Charity is a good way to gain kudos. AstraZeneca boss Pascal Soriot is finding out that his Covid-19 vaccinations, on which he is making zero profit, still carry a cost. A spat with the European Union on quantity and another with Germany over quality shows why.
It has been a fraught week for the Anglo-Swedish drugmaker. On Monday a row erupted with the European Union over a large cut to the delivery of its Covid-19 jab to the bloc. On Thursday, with the two sides locked in crisis talks, Germany’s public health agency recommended blocking the use of AstraZeneca’s Covid-19 vaccine for people over 65.

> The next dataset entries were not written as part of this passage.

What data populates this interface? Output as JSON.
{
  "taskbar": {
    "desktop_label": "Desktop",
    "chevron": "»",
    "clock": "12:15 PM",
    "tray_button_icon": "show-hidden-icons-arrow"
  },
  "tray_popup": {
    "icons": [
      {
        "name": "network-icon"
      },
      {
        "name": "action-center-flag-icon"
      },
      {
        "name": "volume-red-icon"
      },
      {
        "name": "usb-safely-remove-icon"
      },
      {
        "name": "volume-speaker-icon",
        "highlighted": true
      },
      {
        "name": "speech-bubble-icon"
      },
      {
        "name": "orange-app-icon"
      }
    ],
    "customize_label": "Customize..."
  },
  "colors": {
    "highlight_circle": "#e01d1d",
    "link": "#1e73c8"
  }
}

On vaccine quality, both sides could be right. So far, there is little data to show whether or not AstraZeneca’s vaccine is effective on the elderly, a group most at risk of hospitalisations and death from the coronavirus. South Koreans tend to agree with Germany’s assessment and have launched a review of the use of the vaccine on the elderly due to limited efficacy data. Yet Britain’s strategy of fast-tracking approvals of three vaccines and hoping they work has inoculated over 10% of its population in under two months.
On vaccine quantity, who’s right is still the subject of much debate. What’s clear is that Europe is off to a much slower start and will have access to fewer doses than it had originally planned as a result of supply issues at Pfizer and AstraZeneca manufacturing sites. That makes it harder for everyone to keep their tempers.
Either way, AstraZeneca is paying a heavy price. Soriot is not only supplying vaccines at cost, the political row with Europe and rejection by Germany also risk hurting its reputation. Future damaged relations with Europe, a key customer for its drugs and treatments, may be why investors have shaved 5% off its share price since Monday. That makes it more likely that in future he will follow Pfizer and Moderna’s lead and require a profit.